12. Michelle Obama
As First Lady, Michelle Obama was much more than a ceremonial figure. She launched and led several initiatives focused on health, military families, and education. Her charisma, intelligence, and advocacy for issues like childhood obesity and girls’ education, coupled with her powerful speeches, have left a lasting impact.
13. Alexandria Ocasio-Cortez
Often known as AOC, Cortez made history as the youngest woman ever elected to Congress in 2018. Known for her progressive policies and savvy use of social media, AOC has become a powerful voice for climate change, income inequality, and healthcare reform, reflecting a new wave of younger, more diverse voices in politics.
14. Stacey Abrams
A former minority leader of the Georgia House of Representatives, Stacey Adams, gained national recognition for her work around voting rights. Although narrowly losing the 2018 Georgia gubernatorial election, her efforts to combat voter suppression and increase participation in the electoral process played a significant role in reshaping Georgia’s political landscape.
15. Amy Klobuchar
Amy Klobuchar, a U.S. Senator from Minnesota, has made a name for herself through her pragmatism and bipartisan efforts. She has championed issues like healthcare, climate change, and digital privacy. Her practical, results-driven approach has made her a respected figure on both sides of the aisle.

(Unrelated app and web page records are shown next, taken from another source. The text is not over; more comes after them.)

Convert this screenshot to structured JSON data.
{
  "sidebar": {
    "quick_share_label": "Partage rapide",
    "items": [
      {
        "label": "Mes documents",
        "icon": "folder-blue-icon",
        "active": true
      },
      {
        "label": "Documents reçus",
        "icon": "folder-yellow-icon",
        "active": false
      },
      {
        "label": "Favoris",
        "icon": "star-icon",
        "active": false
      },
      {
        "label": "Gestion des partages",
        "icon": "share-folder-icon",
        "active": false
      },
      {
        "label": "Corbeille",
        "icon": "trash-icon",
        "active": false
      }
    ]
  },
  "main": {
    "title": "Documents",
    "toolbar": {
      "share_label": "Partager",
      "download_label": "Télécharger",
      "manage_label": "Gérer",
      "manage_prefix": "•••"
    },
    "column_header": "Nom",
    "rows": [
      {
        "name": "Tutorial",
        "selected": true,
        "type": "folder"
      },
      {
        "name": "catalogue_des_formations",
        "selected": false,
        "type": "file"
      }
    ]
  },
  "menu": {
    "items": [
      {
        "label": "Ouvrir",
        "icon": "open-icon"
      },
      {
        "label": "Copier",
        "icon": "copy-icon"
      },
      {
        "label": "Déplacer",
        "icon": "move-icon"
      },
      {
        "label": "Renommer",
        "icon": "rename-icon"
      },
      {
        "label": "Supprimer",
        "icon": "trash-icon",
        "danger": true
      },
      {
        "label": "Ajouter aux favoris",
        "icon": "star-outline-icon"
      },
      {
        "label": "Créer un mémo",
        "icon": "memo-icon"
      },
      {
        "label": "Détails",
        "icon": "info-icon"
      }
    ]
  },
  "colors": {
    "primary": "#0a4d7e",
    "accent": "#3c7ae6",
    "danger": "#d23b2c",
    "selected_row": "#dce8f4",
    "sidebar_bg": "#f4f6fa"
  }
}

From the suffrage movement to the highest offices in the land, women have shaped American politics in countless ways. These 15 women represent a small fraction of the numerous female leaders who have left, and continue to leave, their mark on the political landscape. Their influence serves as a testament to the strides women have made in politics and as an inspiration for future generations of women leaders.
More from us:
You might also like: